▶ Task instructions
Each line of the data should be duplicated precisely.

▶ Source records

++++++++++

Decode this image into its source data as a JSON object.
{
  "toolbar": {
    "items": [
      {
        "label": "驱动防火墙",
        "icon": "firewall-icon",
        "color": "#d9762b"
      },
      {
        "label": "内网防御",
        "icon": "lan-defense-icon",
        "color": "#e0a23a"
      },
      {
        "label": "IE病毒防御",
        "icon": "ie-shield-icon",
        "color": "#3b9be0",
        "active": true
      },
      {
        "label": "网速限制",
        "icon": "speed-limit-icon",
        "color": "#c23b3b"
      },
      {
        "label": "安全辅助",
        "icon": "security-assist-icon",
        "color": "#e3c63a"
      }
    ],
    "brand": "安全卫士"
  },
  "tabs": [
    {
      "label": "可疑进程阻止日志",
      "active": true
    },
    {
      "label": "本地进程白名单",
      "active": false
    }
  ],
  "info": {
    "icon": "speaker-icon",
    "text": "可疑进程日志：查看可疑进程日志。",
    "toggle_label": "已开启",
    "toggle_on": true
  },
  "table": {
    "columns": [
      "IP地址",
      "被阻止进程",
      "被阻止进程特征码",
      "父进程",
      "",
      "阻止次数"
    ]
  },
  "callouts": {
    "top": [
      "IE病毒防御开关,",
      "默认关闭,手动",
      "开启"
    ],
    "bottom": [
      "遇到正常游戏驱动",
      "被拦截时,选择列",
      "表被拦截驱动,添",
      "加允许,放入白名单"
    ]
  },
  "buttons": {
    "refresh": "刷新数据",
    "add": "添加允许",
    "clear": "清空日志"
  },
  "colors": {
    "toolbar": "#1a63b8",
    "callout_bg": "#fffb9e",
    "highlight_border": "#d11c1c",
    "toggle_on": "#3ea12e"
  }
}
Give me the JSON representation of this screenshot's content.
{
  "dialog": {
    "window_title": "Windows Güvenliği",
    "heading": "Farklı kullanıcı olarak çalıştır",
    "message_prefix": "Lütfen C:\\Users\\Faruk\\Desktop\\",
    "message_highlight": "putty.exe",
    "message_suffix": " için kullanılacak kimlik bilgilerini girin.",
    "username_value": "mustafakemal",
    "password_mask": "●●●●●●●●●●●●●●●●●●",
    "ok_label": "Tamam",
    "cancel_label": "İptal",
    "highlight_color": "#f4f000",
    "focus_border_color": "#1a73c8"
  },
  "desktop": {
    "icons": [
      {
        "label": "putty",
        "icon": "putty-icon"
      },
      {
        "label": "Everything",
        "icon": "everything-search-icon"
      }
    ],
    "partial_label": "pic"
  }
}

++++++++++

▶ Problem solution
Decode this image into its source data as a JSON object.
{
  "toolbar": {
    "items": [
      {
        "label": "驱动防火墙",
        "icon": "firewall-icon",
        "color": "#d9762b"
      },
      {
        "label": "内网防御",
        "icon": "lan-defense-icon",
        "color": "#e0a23a"
      },
      {
        "label": "IE病毒防御",
        "icon": "ie-shield-icon",
        "color": "#3b9be0",
        "active": true
      },
      {
        "label": "网速限制",
        "icon": "speed-limit-icon",
        "color": "#c23b3b"
      },
      {
        "label": "安全辅助",
        "icon": "security-assist-icon",
        "color": "#e3c63a"
      }
    ],
    "brand": "安全卫士"
  },
  "tabs": [
    {
      "label": "可疑进程阻止日志",
      "active": true
    },
    {
      "label": "本地进程白名单",
      "active": false
    }
  ],
  "info": {
    "icon": "speaker-icon",
    "text": "可疑进程日志：查看可疑进程日志。",
    "toggle_label": "已开启",
    "toggle_on": true
  },
  "table": {
    "columns": [
      "IP地址",
      "被阻止进程",
      "被阻止进程特征码",
      "父进程",
      "",
      "阻止次数"
    ]
  },
  "callouts": {
    "top": [
      "IE病毒防御开关,",
      "默认关闭,手动",
      "开启"
    ],
    "bottom": [
      "遇到正常游戏驱动",
      "被拦截时,选择列",
      "表被拦截驱动,添",
      "加允许,放入白名单"
    ]
  },
  "buttons": {
    "refresh": "刷新数据",
    "add": "添加允许",
    "clear": "清空日志"
  },
  "colors": {
    "toolbar": "#1a63b8",
    "callout_bg": "#fffb9e",
    "highlight_border": "#d11c1c",
    "toggle_on": "#3ea12e"
  }
}
Give me the JSON representation of this screenshot's content.
{
  "dialog": {
    "window_title": "Windows Güvenliği",
    "heading": "Farklı kullanıcı olarak çalıştır",
    "message_prefix": "Lütfen C:\\Users\\Faruk\\Desktop\\",
    "message_highlight": "putty.exe",
    "message_suffix": " için kullanılacak kimlik bilgilerini girin.",
    "username_value": "mustafakemal",
    "password_mask": "●●●●●●●●●●●●●●●●●●",
    "ok_label": "Tamam",
    "cancel_label": "İptal",
    "highlight_color": "#f4f000",
    "focus_border_color": "#1a73c8"
  },
  "desktop": {
    "icons": [
      {
        "label": "putty",
        "icon": "putty-icon"
      },
      {
        "label": "Everything",
        "icon": "everything-search-icon"
      }
    ],
    "partial_label": "pic"
  }
}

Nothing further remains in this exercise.